Orders freezing accounts or provisional (AFO / IFO) can also be taken and criminal penalties imposed. UWOs thus offer law enforcement authorities the ability to confiscate assets without ever having to prove that the assets were obtained through criminal activity.
According to Dornbierer, the two terms – illicit enrichment and unexplained wealth – are currently used interchangeably to refer to the exact same, or an incredibly similar set of circumstances.
Both are controversial legal concepts. Some see them as essential tools in the fight against corruption and other crimes and asset recovery while others see them as a violation of common legal principles. But they have both been effective in fighting corruption and collecting the proceeds of crime.

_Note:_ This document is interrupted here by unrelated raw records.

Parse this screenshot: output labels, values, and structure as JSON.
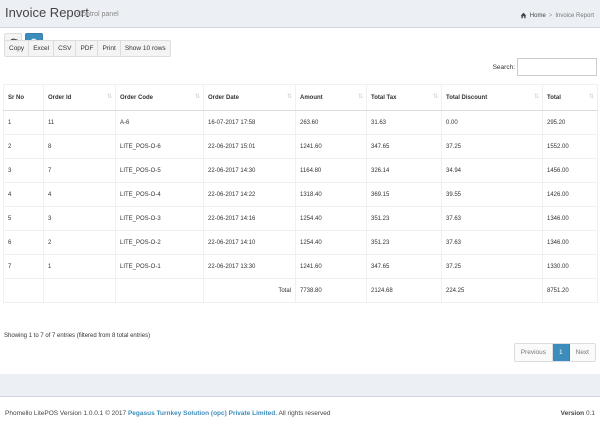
{
  "header": {
    "title": "Invoice Report",
    "subtitle": "Control panel",
    "breadcrumb_home": "Home",
    "breadcrumb_sep": ">",
    "breadcrumb_current": "Invoice Report"
  },
  "toolbar": {
    "buttons": [
      "Copy",
      "Excel",
      "CSV",
      "PDF",
      "Print",
      "Show 10 rows"
    ]
  },
  "search": {
    "label": "Search:",
    "value": ""
  },
  "table": {
    "columns": [
      "Sr No",
      "Order Id",
      "Order Code",
      "Order Date",
      "Amount",
      "Total Tax",
      "Total Discount",
      "Total"
    ],
    "rows": [
      [
        "1",
        "11",
        "A-6",
        "16-07-2017 17:58",
        "263.60",
        "31.63",
        "0.00",
        "295.20"
      ],
      [
        "2",
        "8",
        "LITE_POS-O-6",
        "22-06-2017 15:01",
        "1241.60",
        "347.65",
        "37.25",
        "1552.00"
      ],
      [
        "3",
        "7",
        "LITE_POS-O-5",
        "22-06-2017 14:30",
        "1164.80",
        "326.14",
        "34.94",
        "1456.00"
      ],
      [
        "4",
        "4",
        "LITE_POS-O-4",
        "22-06-2017 14:22",
        "1318.40",
        "369.15",
        "39.55",
        "1426.00"
      ],
      [
        "5",
        "3",
        "LITE_POS-O-3",
        "22-06-2017 14:16",
        "1254.40",
        "351.23",
        "37.63",
        "1346.00"
      ],
      [
        "6",
        "2",
        "LITE_POS-O-2",
        "22-06-2017 14:10",
        "1254.40",
        "351.23",
        "37.63",
        "1346.00"
      ],
      [
        "7",
        "1",
        "LITE_POS-O-1",
        "22-06-2017 13:30",
        "1241.60",
        "347.65",
        "37.25",
        "1330.00"
      ]
    ],
    "totals": {
      "label": "Total",
      "amount": "7738.80",
      "tax": "2124.68",
      "discount": "224.25",
      "total": "8751.20"
    }
  },
  "info": "Showing 1 to 7 of 7 entries (filtered from 8 total entries)",
  "pagination": {
    "previous": "Previous",
    "current": "1",
    "next": "Next"
  },
  "footer": {
    "prefix": "Phomello LitePOS Version 1.0.0.1 © 2017",
    "company": "Pegasus Turnkey Solution (opc) Private Limited.",
    "suffix": "All rights reserved",
    "version_label": "Version",
    "version_value": "0.1"
  },
  "colors": {
    "primary": "#3c8dbc",
    "background": "#ecf0f5"
  }
}
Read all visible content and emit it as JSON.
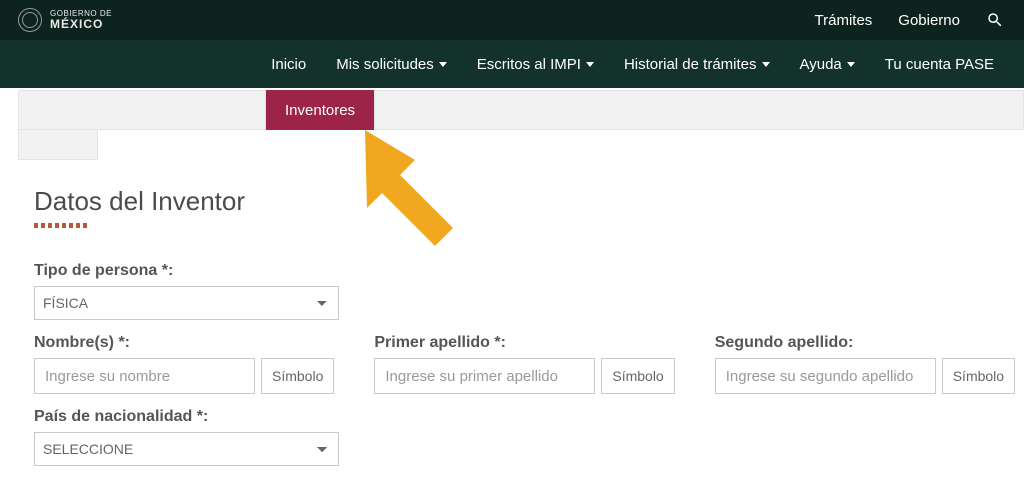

“[T]here there is no doubt that [the] laws have remarkable potential in the area of asset recovery. Following the successful application of these types of laws in a number of jurisdictions, it is not surprising that an increasing number of countries are turning to these mechanisms to target corruption and crime in general, and to recover the proceeds. of crime.
Malaysia may not be one of this growing number of countries. But the government of Pakatan Harapan (PH) – to his credit – has considered introducing similar legislation to CFA with similar measures.
Finance Minister Lim Guan Eng said measures such as UWOs would allow the government to seize “extraordinary assets” held by individuals, especially politicians.
“We want to get the government money back, which is why the Attorney General is studying this provision introduced in the UK,” he said during a 2019 budget dialogue session at the Equatorial Hotel.
Nonetheless, Malaysia should send a clear message that it is determined to require officials and individuals in positions of power and influence to ‘explain’ property belonging to them which is clearly out of step with their declared income. publicly or their activities known.
This by asking the Chief Commissioner of the Malaysian Anti-Corruption Commission (MACC), Tan Sri Azam Baki, to break his deafening silence over his alleged possession of millions of publicly traded shares.
It is an unexplained silence.
As Muhammad Mohan, President of Transparency International Malaysia (TI-M) said, this will affect the perceptions the rest of the world has of Malaysia and the MACC. These, in turn, will potentially lower indices such as the Corruption Perceptions Index and the Global Corruption Barometer.
* This is the personal opinion of the author or post and does not necessarily represent the views of Malaysian courier.